### Recorded data
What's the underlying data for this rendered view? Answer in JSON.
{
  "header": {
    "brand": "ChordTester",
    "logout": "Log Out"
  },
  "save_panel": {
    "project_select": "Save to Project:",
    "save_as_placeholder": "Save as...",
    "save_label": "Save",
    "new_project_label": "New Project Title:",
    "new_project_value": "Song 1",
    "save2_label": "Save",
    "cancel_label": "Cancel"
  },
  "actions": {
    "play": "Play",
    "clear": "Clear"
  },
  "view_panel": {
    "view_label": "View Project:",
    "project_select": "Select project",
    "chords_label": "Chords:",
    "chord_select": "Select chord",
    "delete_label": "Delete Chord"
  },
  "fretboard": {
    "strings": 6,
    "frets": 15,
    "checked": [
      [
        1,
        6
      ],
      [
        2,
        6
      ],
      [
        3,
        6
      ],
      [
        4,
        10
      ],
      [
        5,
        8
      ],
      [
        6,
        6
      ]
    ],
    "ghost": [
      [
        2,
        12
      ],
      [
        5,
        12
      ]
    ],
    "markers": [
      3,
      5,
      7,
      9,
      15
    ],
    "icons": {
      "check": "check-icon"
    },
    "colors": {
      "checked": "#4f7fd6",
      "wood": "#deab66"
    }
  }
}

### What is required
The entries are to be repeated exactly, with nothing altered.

### Expected answer
What's the underlying data for this rendered view? Answer in JSON.
{
  "header": {
    "brand": "ChordTester",
    "logout": "Log Out"
  },
  "save_panel": {
    "project_select": "Save to Project:",
    "save_as_placeholder": "Save as...",
    "save_label": "Save",
    "new_project_label": "New Project Title:",
    "new_project_value": "Song 1",
    "save2_label": "Save",
    "cancel_label": "Cancel"
  },
  "actions": {
    "play": "Play",
    "clear": "Clear"
  },
  "view_panel": {
    "view_label": "View Project:",
    "project_select": "Select project",
    "chords_label": "Chords:",
    "chord_select": "Select chord",
    "delete_label": "Delete Chord"
  },
  "fretboard": {
    "strings": 6,
    "frets": 15,
    "checked": [
      [
        1,
        6
      ],
      [
        2,
        6
      ],
      [
        3,
        6
      ],
      [
        4,
        10
      ],
      [
        5,
        8
      ],
      [
        6,
        6
      ]
    ],
    "ghost": [
      [
        2,
        12
      ],
      [
        5,
        12
      ]
    ],
    "markers": [
      3,
      5,
      7,
      9,
      15
    ],
    "icons": {
      "check": "check-icon"
    },
    "colors": {
      "checked": "#4f7fd6",
      "wood": "#deab66"
    }
  }
}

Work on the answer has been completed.